-- Task input follows --

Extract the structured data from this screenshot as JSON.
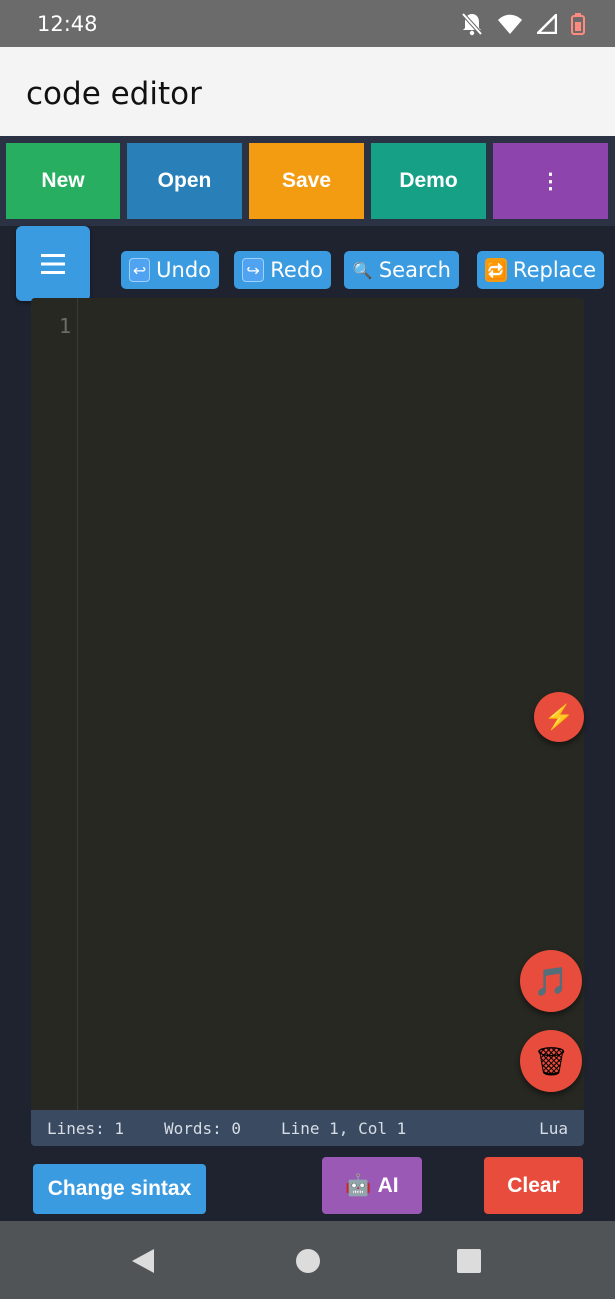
{
  "status": {
    "time": "12:48"
  },
  "app": {
    "title": "code editor"
  },
  "toolbar": {
    "new": "New",
    "open": "Open",
    "save": "Save",
    "demo": "Demo",
    "more": "⋮",
    "colors": {
      "new": "#27ae60",
      "open": "#2980b9",
      "save": "#f39c12",
      "demo": "#16a085",
      "more": "#8e44ad"
    }
  },
  "actions": {
    "undo": {
      "emoji": "↩",
      "label": "Undo"
    },
    "redo": {
      "emoji": "↪",
      "label": "Redo"
    },
    "search": {
      "emoji": "🔍",
      "label": "Search"
    },
    "replace": {
      "emoji": "🔁",
      "label": "Replace"
    }
  },
  "editor": {
    "line_number": "1"
  },
  "statusline": {
    "lines": "Lines: 1",
    "words": "Words: 0",
    "position": "Line 1, Col 1",
    "language": "Lua"
  },
  "fabs": {
    "run_icon": "⚡",
    "music_icon": "🎵",
    "trash_icon": "🗑"
  },
  "bottom": {
    "change_syntax": "Change sintax",
    "ai_emoji": "🤖",
    "ai": "AI",
    "clear": "Clear"
  }
}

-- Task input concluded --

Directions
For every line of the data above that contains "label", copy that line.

Response to this task
      "label": "Undo"
      "label": "Redo"
      "label": "Search"
      "label": "Replace"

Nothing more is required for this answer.